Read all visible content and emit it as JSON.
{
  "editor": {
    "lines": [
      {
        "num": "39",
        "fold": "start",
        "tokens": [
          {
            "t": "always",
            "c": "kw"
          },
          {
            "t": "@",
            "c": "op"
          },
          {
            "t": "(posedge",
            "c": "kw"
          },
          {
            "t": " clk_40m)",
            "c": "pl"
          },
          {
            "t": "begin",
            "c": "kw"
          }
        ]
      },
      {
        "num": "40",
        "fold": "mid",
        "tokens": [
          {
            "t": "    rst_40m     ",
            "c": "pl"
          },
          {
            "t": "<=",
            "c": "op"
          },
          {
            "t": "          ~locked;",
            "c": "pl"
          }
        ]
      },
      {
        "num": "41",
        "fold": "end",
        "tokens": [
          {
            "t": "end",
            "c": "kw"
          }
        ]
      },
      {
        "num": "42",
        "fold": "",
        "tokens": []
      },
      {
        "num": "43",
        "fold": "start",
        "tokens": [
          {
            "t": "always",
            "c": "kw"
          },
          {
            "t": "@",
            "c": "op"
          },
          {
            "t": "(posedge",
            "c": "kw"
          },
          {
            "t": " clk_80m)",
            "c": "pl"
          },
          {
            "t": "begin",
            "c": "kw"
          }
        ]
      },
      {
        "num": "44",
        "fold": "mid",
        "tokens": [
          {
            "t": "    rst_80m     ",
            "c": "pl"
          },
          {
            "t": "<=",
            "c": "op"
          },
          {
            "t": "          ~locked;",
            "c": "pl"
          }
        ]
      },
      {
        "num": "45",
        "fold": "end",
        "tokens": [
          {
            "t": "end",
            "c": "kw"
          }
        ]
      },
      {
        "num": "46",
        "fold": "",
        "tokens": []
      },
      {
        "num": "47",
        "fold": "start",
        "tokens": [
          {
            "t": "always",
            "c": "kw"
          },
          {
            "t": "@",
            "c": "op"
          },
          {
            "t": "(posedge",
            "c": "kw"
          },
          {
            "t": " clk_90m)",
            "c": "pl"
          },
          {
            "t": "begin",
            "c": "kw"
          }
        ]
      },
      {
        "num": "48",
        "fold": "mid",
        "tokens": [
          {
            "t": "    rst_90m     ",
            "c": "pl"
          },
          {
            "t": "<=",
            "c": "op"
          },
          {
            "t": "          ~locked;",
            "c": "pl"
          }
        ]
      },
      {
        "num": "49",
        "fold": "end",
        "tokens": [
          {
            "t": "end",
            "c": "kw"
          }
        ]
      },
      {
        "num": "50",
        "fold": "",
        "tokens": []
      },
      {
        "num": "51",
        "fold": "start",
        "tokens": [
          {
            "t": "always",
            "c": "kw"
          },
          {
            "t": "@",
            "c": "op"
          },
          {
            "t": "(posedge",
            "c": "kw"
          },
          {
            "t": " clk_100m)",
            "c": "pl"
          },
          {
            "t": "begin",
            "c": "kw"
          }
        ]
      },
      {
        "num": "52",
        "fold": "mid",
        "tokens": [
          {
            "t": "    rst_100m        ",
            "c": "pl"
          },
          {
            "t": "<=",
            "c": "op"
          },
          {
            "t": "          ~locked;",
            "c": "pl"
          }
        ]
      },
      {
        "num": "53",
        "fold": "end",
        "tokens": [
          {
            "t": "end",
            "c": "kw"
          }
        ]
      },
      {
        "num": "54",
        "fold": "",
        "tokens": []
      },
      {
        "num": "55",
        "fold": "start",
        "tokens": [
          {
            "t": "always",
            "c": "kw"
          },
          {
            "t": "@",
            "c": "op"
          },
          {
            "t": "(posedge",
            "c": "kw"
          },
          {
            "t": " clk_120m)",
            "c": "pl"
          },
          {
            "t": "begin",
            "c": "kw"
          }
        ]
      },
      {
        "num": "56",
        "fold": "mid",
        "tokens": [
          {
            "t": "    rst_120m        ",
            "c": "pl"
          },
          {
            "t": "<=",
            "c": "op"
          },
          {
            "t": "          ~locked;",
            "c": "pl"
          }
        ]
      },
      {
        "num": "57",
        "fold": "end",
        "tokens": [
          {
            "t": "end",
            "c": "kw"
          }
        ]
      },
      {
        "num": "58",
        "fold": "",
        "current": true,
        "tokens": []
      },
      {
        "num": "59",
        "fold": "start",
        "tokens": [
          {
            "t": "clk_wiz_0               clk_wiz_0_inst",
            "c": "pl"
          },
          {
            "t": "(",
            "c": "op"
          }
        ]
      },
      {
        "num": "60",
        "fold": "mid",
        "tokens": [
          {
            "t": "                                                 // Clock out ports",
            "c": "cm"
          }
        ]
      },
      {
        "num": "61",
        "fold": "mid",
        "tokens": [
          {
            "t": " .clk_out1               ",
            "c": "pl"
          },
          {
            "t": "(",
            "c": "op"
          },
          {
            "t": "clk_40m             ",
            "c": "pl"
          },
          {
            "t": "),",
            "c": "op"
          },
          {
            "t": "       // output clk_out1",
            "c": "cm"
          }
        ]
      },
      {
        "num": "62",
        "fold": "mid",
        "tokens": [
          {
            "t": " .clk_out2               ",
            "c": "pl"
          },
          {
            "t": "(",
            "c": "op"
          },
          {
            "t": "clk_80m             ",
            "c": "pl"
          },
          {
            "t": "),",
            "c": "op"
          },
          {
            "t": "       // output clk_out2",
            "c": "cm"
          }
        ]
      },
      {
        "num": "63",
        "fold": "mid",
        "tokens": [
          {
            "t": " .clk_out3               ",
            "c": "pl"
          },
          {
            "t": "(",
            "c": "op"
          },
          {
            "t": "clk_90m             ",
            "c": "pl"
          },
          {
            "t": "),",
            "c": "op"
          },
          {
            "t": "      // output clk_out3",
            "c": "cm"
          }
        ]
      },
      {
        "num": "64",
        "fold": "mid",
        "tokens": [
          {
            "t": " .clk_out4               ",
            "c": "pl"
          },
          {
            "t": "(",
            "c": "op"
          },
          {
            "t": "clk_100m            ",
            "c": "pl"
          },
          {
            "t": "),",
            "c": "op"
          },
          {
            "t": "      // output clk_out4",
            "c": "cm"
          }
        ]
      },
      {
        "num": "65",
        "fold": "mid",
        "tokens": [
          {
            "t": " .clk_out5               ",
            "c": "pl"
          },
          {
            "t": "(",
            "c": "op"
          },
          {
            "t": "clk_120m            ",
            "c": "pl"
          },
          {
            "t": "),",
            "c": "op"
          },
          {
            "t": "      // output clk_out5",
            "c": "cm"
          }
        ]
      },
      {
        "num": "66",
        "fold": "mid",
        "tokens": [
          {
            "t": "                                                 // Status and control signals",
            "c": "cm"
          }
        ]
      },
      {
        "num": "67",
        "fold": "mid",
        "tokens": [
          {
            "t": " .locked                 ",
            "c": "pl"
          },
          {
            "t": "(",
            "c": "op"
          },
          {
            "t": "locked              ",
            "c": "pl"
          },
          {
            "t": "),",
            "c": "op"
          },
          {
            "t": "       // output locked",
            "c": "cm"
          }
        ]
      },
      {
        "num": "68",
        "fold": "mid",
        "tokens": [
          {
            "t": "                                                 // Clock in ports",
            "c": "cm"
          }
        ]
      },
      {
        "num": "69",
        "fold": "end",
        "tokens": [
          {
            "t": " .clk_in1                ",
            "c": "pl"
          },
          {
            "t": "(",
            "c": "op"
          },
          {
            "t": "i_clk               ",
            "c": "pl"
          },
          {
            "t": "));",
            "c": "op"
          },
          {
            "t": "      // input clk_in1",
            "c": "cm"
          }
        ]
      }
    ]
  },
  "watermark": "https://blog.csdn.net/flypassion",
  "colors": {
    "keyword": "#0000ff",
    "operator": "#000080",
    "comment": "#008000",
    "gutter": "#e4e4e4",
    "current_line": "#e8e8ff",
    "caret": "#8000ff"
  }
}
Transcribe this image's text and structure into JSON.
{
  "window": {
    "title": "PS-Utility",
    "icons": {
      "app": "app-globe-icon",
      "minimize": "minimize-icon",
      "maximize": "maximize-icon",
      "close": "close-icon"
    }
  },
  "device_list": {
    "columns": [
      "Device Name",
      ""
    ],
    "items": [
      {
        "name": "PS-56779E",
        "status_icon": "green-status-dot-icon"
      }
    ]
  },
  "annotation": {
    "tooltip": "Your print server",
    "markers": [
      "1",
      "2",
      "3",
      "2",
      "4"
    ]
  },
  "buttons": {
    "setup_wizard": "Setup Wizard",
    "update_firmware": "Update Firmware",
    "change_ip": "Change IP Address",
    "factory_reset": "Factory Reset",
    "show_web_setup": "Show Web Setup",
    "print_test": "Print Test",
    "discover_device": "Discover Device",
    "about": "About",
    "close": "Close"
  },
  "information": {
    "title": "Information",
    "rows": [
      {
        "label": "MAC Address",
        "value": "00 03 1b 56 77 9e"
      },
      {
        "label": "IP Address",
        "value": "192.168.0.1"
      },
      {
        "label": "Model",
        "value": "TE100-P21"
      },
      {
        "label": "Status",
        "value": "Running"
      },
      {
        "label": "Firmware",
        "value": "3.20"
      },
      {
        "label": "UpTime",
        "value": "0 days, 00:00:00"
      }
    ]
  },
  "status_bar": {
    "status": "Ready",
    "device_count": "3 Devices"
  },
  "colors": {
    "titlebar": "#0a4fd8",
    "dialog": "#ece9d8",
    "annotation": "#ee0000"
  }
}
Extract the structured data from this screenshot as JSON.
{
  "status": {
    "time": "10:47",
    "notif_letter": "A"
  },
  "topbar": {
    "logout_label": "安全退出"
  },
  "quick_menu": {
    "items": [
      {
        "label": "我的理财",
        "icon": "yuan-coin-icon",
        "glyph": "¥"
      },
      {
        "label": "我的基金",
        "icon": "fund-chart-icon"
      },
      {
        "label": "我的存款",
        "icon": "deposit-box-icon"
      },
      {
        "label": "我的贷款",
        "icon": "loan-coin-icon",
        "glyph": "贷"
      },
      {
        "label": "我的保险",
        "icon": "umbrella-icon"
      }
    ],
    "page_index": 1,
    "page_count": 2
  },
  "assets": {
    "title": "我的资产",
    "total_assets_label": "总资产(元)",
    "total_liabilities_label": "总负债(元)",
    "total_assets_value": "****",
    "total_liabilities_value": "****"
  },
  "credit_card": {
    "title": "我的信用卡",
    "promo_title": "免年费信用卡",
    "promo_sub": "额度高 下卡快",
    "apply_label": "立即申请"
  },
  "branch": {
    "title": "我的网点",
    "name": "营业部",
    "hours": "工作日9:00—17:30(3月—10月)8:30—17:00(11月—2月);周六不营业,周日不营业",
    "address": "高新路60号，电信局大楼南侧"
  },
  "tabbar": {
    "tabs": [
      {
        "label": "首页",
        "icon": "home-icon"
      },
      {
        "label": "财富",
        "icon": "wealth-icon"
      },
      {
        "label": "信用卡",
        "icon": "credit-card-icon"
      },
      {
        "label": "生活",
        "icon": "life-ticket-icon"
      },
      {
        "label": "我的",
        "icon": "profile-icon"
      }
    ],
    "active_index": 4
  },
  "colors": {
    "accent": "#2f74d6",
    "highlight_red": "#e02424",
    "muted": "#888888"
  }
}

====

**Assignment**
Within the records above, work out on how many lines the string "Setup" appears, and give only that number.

**Reply**
2